Arm your organization and the public with a more complete picture and understanding of the conditions that inform safety assessment, remediation plans and priorities.
Risk assessment starts here.
Zonge applies geophysics to the evaluation of embankments across the United States and Canada. Overtopping, liquefaction, collapse, and seepage are worrisome attributes for which geophysical measurements help in prioritizing
and defining mitigation efforts.
Mobile conductivity studies evaluate long levee stretches affordably.
The Dynamic NanoTEM (DNT) — a Zonge-developed time-domain electromagnetic (TDEM) method and instrument to quickly and effectively map construction materials, geologic under-pinnings, and possible levee seepage locations — is rapidly changing the way engineers are approaching the problem of too many miles, too little time and resources.
The DNT method allows thousands of feet of profiling per day, making it ideally suited for surveying long stretches of levees and for fast, cost-effective dam evaluation. The key advantage is the mobility plus adaptability of the instrument which allows continuous (mobile) data collection while providing operators the ability to adjust parameters to almost any terrain and target information.
Tomography and IP methods show geologic composition.
Small-strain, elastic constants in and beneath the structure; grain size, saturation, and geologic composition are required for evaluation and redesign. But for obvious reasons, drilling multiple exploratory holes on a dam or levee is not the ideal solution.

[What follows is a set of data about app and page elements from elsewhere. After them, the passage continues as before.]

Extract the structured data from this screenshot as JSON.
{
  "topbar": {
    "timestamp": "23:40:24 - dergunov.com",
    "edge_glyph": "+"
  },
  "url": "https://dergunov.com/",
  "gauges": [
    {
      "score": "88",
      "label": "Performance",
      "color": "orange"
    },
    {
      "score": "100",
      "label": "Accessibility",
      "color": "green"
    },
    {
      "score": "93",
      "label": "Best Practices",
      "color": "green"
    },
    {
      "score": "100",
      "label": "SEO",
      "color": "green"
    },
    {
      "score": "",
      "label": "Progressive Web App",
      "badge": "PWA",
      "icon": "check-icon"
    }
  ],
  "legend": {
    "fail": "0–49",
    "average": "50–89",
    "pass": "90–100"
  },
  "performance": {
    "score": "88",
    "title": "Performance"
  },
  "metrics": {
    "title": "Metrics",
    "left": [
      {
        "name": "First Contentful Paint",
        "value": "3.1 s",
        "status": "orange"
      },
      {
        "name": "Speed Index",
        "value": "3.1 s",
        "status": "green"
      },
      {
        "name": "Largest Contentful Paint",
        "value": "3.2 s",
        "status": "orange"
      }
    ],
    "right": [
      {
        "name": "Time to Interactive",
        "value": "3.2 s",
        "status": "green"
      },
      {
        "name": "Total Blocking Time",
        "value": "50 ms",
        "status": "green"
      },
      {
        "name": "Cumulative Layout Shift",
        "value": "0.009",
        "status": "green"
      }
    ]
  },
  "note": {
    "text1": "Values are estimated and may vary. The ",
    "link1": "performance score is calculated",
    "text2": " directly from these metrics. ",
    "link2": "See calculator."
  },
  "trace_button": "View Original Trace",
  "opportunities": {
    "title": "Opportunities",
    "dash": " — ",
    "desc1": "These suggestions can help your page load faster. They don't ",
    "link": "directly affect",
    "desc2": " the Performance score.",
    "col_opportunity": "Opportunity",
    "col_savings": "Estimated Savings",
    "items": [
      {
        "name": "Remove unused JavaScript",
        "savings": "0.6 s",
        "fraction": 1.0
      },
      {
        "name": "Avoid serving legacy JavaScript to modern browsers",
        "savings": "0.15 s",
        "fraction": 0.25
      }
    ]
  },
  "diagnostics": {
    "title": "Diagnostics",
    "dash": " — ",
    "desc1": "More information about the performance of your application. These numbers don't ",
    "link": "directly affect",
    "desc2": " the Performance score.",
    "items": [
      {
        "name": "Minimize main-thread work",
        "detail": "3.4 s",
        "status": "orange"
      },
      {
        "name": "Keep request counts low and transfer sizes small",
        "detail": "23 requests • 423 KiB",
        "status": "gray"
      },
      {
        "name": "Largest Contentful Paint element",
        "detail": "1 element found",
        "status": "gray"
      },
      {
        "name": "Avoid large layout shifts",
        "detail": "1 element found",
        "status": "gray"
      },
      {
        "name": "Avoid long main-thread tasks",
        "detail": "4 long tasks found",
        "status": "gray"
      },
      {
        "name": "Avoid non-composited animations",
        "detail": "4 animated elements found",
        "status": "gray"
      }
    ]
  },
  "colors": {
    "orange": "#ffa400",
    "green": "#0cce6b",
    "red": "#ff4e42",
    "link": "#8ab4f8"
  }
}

Zonge conducts electrical resistivity tomography (ERT) and induced polarization (IP) studies to evaluate saturation and geologic source materials. Although data collection is somewhat slower than with mobile methods, ERT and IP show more detail at greater depth.
Self-potential data show seepage fluid-flow paths.
A self-potential (SP) geophysical survey measures the voltage difference across the surface of a dam or levee. Underground fluid-flow paths are detected as anomalies in the self-potential field when spurious causes can be eliminated (or at least held constant while varying the head on flow paths), in other words for dams, measured at high and low pool. The result is a clear picture of the location, extent, and type of flow prior to remedial design.
Seismic surveys detect areas
at risk before they surface.
Seismic methods, such as P-wave refraction tomography and multi-channel analysis of surface waves (MASW) are used to map the stiffness of materials in cross-sections on the dam or levee.
Soft spots, that could be at risk of failure, are often detected before there are any surface expressions. Also a critical component of stability calculations is knowing the distribution of the in-situ elastic constants inside the dam, which can be determined using seismic methods.